When you’re presented with a movie called ‘Some Guy Who Kills People’, a film directed by Jack Perez, the man behind Wild Things 2 and Mega Shark Vs Giant Octopus, hopes (quite naturally) aren’t high. From executive producer John Landis (American Werewolf in London), Some Guy stars Kevin Corrigan, Barry Bostwick and our very own Lucy Davis (The Office).
Low expectations can be a blessing in disguise, but I should’ve had more faith because Some Guy is a darkly comic, ever-so-slightly stupid horror comedy with emphasis very much on the ‘c’ word. Ken Boyd (Corrigan) is a small-town loner who likes to draw, making ends meet at the local ice-cream parlour. Fresh out the loony bin, where he spent several years recovering from the horrific torture he suffered at the hands of the high school basketball jocks, Ken just wants to be left alone.

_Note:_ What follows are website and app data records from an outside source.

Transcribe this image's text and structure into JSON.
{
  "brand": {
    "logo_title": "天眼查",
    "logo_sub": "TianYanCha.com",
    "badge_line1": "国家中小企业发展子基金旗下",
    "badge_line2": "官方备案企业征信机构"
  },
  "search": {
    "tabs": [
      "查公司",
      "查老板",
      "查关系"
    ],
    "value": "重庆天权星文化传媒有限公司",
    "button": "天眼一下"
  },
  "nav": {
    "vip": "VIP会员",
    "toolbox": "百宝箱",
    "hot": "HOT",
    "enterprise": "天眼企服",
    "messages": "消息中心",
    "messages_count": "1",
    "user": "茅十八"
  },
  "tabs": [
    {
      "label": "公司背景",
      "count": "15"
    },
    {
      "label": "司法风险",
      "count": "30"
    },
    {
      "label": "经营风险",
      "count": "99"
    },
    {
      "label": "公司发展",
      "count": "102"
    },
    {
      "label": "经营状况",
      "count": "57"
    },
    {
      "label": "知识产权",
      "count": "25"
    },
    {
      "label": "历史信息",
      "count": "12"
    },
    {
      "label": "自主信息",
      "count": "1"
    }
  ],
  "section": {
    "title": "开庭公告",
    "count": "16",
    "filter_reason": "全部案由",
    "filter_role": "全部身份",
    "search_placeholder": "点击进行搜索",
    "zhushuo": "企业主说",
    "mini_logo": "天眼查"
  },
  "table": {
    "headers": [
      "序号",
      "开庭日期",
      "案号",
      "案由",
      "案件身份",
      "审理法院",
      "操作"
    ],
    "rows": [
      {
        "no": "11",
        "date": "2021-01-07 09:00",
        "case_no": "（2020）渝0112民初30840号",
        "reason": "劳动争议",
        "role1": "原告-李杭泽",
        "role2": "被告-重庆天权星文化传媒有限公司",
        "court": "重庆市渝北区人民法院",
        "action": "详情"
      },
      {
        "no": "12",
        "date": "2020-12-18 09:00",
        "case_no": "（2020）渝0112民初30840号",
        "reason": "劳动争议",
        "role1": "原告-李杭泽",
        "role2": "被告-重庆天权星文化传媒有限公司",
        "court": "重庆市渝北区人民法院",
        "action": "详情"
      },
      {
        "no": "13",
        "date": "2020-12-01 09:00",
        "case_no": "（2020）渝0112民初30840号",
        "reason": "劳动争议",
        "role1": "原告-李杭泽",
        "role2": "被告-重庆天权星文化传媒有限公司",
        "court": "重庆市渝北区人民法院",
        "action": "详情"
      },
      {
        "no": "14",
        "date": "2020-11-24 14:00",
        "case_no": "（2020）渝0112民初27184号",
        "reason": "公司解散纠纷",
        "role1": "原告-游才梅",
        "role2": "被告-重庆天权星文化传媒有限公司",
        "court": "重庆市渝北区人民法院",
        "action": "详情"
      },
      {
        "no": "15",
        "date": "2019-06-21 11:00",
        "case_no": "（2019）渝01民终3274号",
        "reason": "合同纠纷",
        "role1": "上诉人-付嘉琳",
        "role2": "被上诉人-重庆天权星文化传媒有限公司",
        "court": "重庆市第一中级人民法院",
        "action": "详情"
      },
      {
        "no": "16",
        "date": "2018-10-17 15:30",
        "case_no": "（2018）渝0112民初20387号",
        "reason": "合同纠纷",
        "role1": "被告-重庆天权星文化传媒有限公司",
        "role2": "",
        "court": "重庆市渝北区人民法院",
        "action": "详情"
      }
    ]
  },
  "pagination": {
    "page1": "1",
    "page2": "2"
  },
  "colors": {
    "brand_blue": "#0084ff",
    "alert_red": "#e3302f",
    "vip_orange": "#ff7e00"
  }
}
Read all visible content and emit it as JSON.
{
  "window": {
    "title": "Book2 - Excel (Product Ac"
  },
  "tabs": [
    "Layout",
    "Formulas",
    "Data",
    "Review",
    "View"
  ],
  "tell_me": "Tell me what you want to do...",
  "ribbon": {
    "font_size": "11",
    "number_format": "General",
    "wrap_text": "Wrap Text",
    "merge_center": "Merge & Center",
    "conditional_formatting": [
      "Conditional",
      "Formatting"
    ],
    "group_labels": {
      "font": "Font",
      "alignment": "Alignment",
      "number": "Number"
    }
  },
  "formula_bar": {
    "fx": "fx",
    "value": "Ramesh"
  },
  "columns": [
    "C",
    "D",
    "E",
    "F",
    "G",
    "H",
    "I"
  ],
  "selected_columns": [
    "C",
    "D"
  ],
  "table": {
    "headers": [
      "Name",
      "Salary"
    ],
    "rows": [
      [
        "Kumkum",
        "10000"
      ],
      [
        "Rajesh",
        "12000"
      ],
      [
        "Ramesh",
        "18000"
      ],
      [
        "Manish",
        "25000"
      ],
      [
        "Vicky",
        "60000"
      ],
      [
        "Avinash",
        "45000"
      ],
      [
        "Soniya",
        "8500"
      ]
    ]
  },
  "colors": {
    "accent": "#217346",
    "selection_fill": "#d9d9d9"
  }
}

The rage is hard to control though, especially when you have a condescending mother to come home to each night. Things start looking up when Stephanie (Davis) appears on the scene, taking a shine to his distant, awkward, loner shtick. Stephanie’s ex was a Harvard educated paediatrician. He turned out to be an alcoholic cocksucker who videotaped her sleeping and cheated on her through their sham of a marriage – so she tries not to judge people.
Life gets even more complicated – not to mention normal – when Ken’s 11-year-old daughter shows up in the ice-cream parlour. Amy’s mother wants her to have nothing to do with Ken, and it’s not like he needed an excuse to stay away, but Amy is the inquisitive type and it sure beats staying at home with your mums bible-bashing partner. Especially when the bodies start piling up and Ken becomes chief suspect in the murder case.

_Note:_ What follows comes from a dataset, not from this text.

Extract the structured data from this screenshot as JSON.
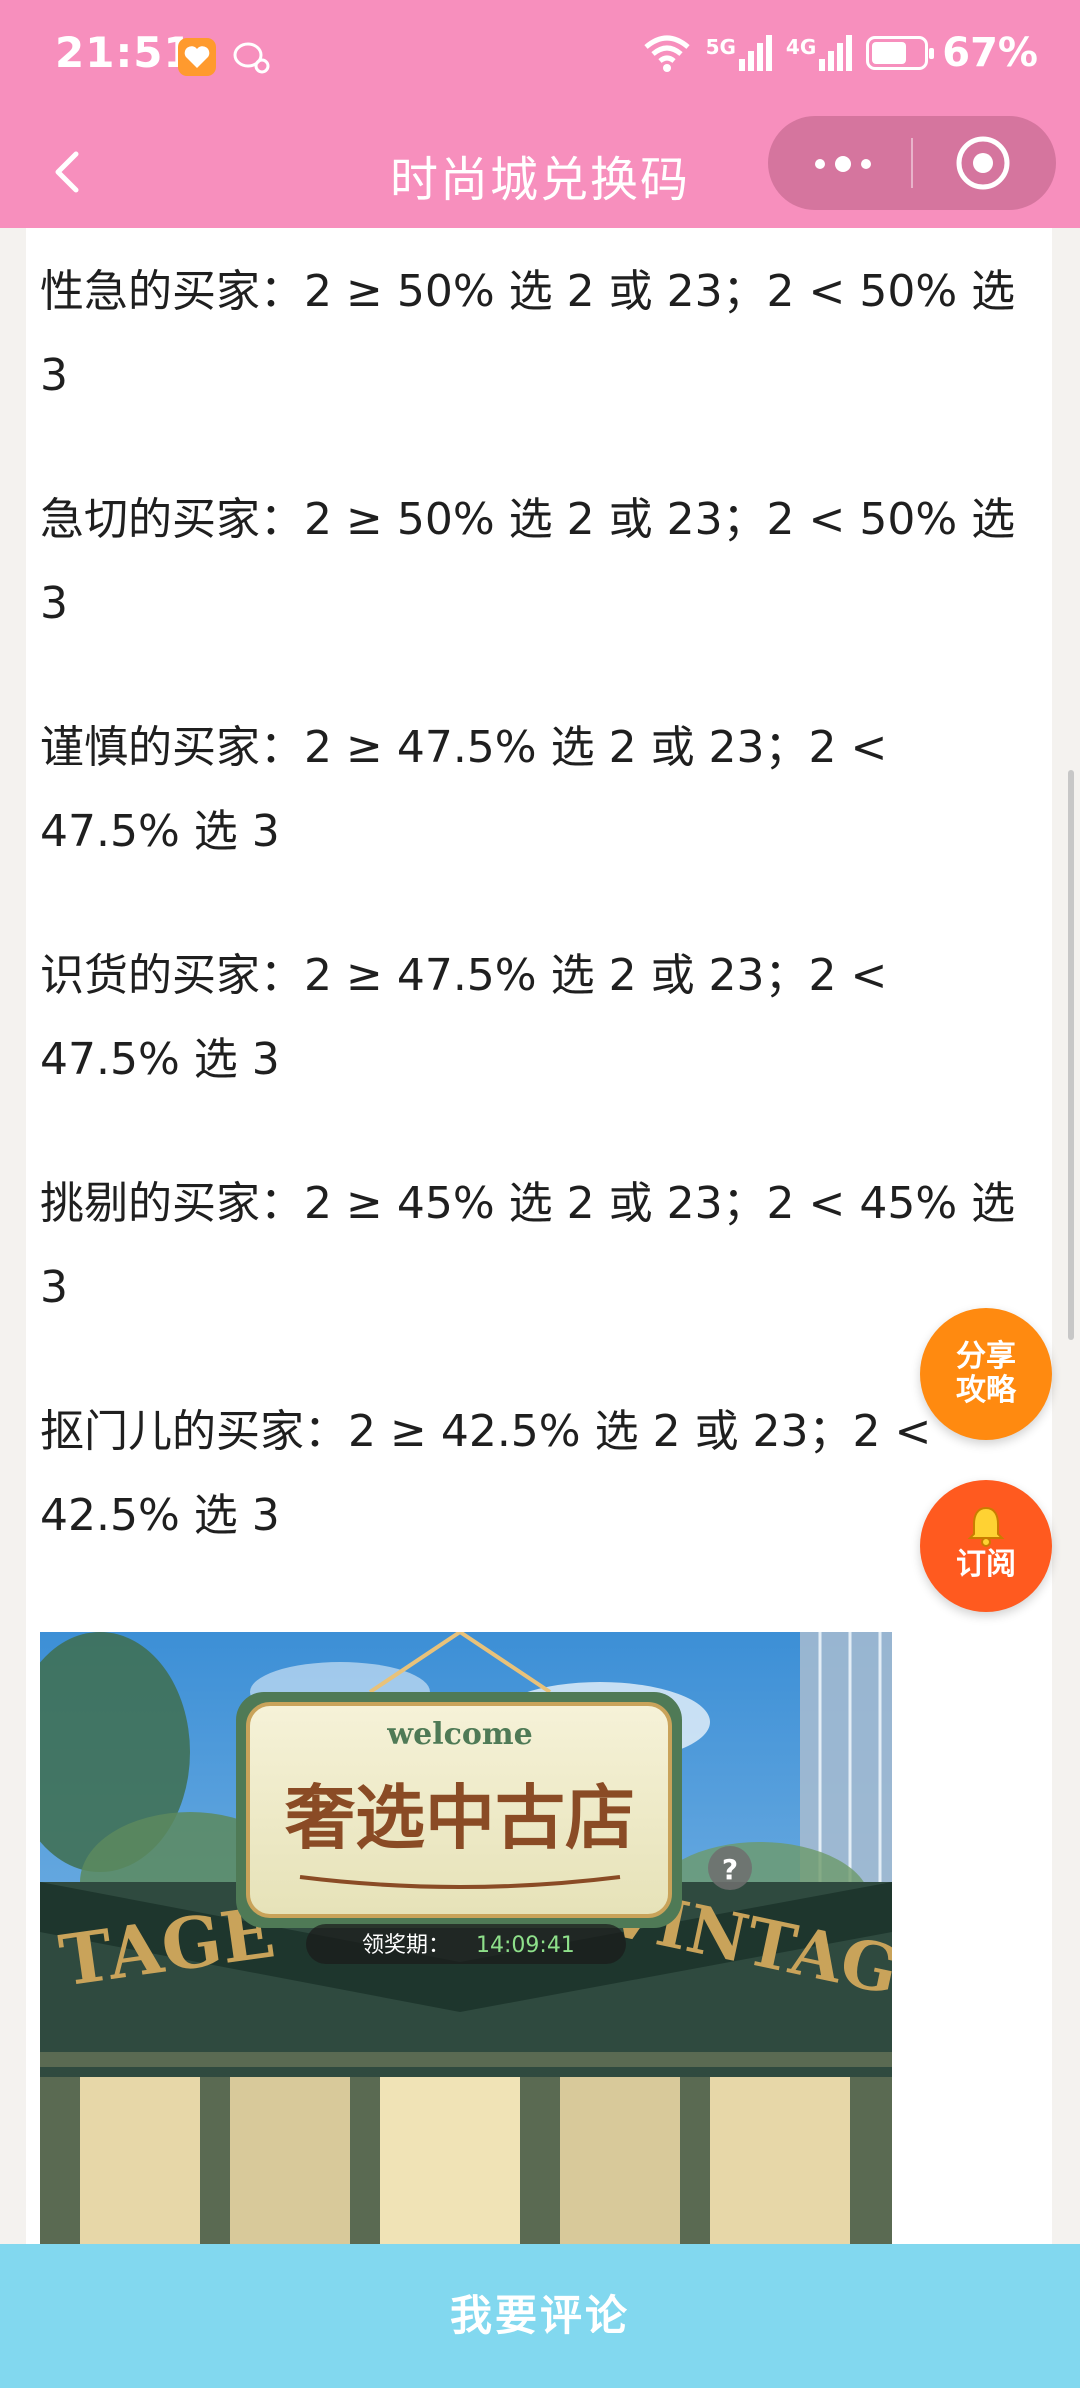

It soon becomes obvious that Ryan Levin’s script isn’t taking itself too seriously. Smarter than a spoof but far from sophisticated, Some Guy makes its intentions clear when the local sheriff turns up. Barry Bostwick (who caught my eye in the 2010 TV movie Moby Dick) is spectacularly funny here, with impeccable comic timing and a performance to die for; Barry’s sheriff is in serious need of his own spin-off. Bostwick starred in The Rocky Horror Picture Show, as well as Leslie Nielsen’s Spy Hard, an actor he seems to share much in common with here.

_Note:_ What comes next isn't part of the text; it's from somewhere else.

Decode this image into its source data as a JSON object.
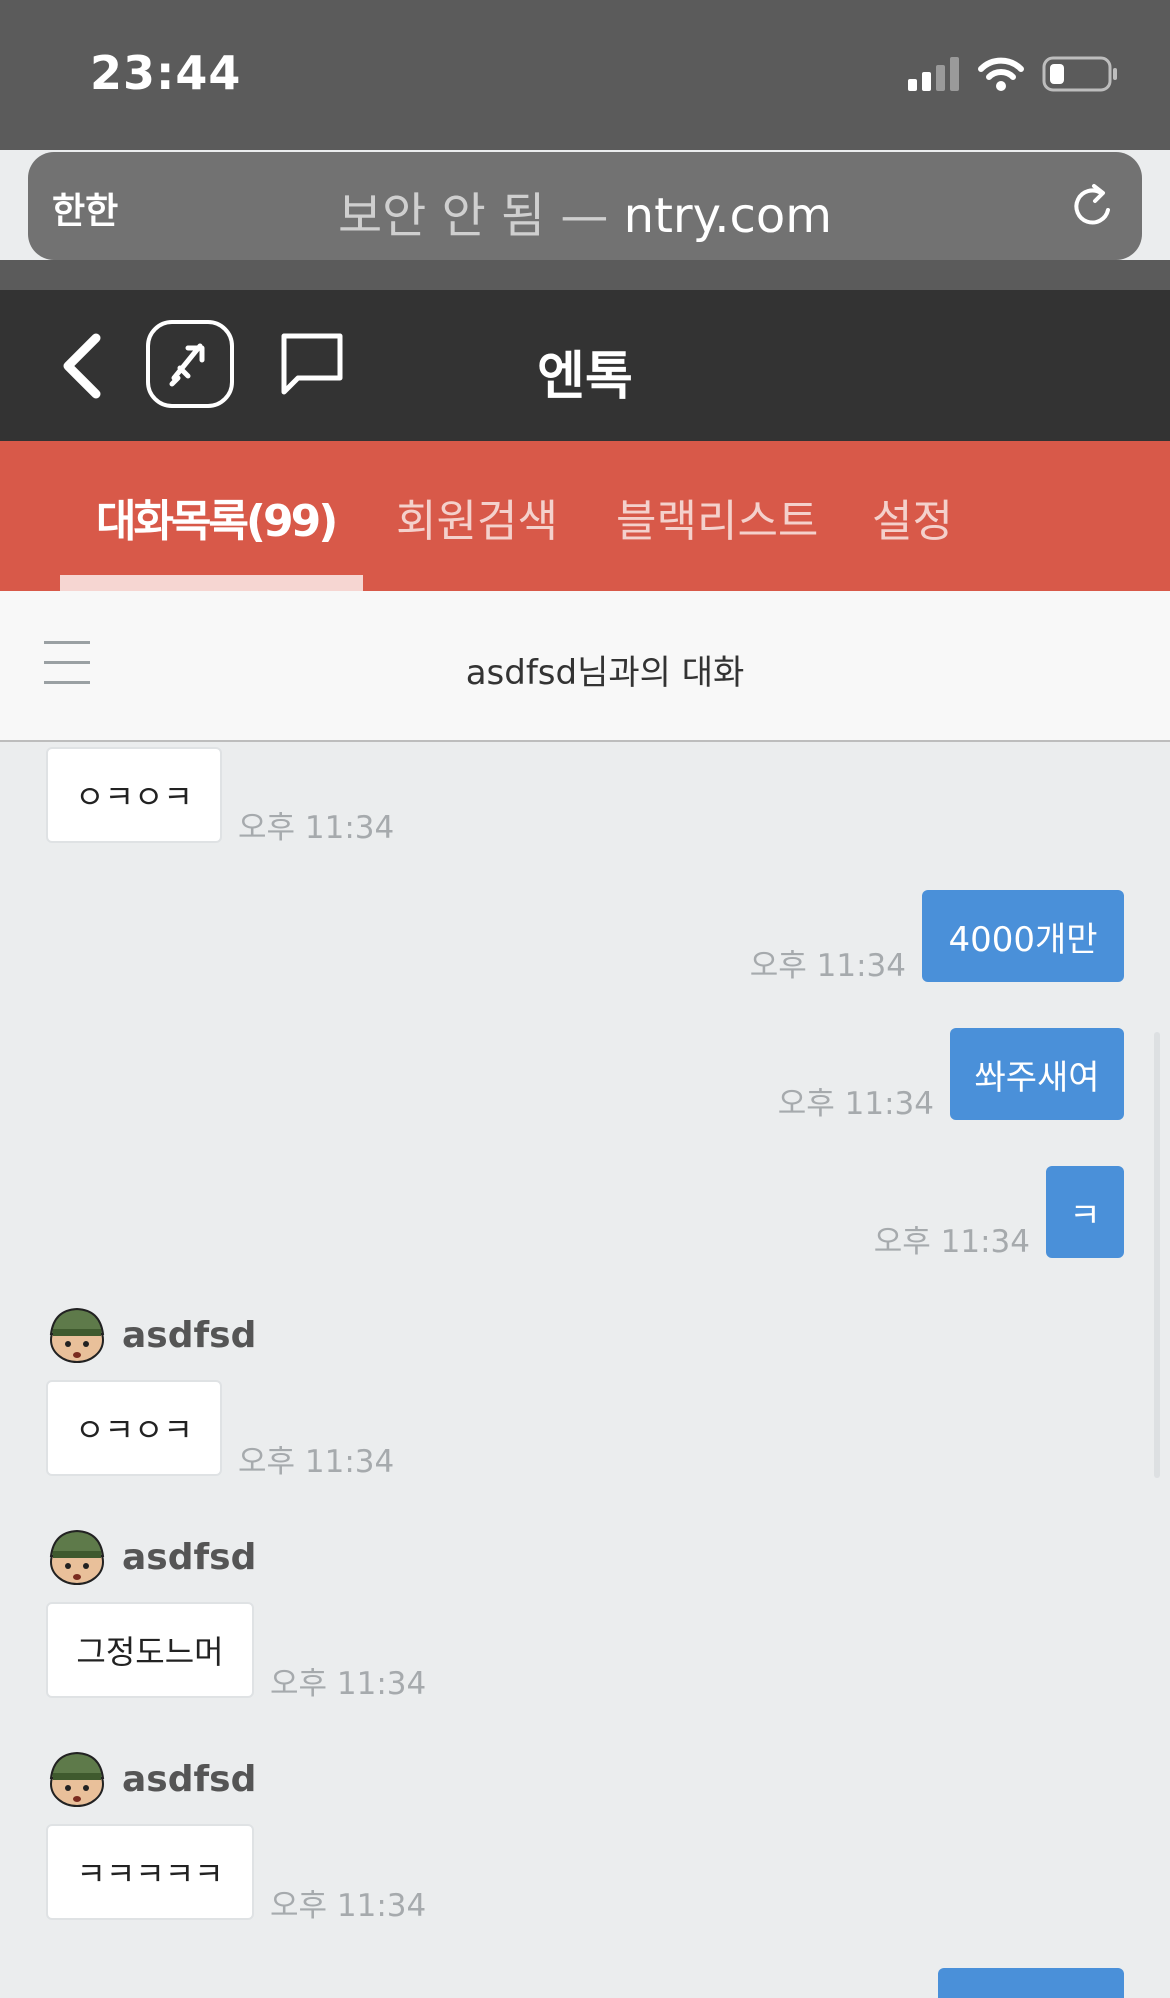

Ariel Gade impresses too, reminiscent of Ellen Page’s breakthrough performance in Juno, bringing sassy streetwise cool to the role of Amy. The relationship that forms between Amy and Ken is handled well, adding layers of soul to a movie that has no right to go there. Throw Lucy Davis into the mix (occasionally lost in a busy script but always engaging) and you have a movie with characters you can care about; less of a slasher movie and more of a kooky family drama. Even if the horror is predictably played, I certainly didn’t see that one coming.
Maybe I should mention the horror elements now? With well-orchestrated, gruesomely bloody death scenes, SGWKP isn't remotely scary because of the films breezy nature. Thankfully, at times it is laugh-out-loud funny, and the strong performances, moving relationships and sparkling script dig far deeper than any bloodstained hatchet ever could. Not a great horror movie by any stretch of the imagination, but it's a lot of fun, and if anything other than a serial killer sneaks up from behind and touches you, it has to be a good thing, right? AW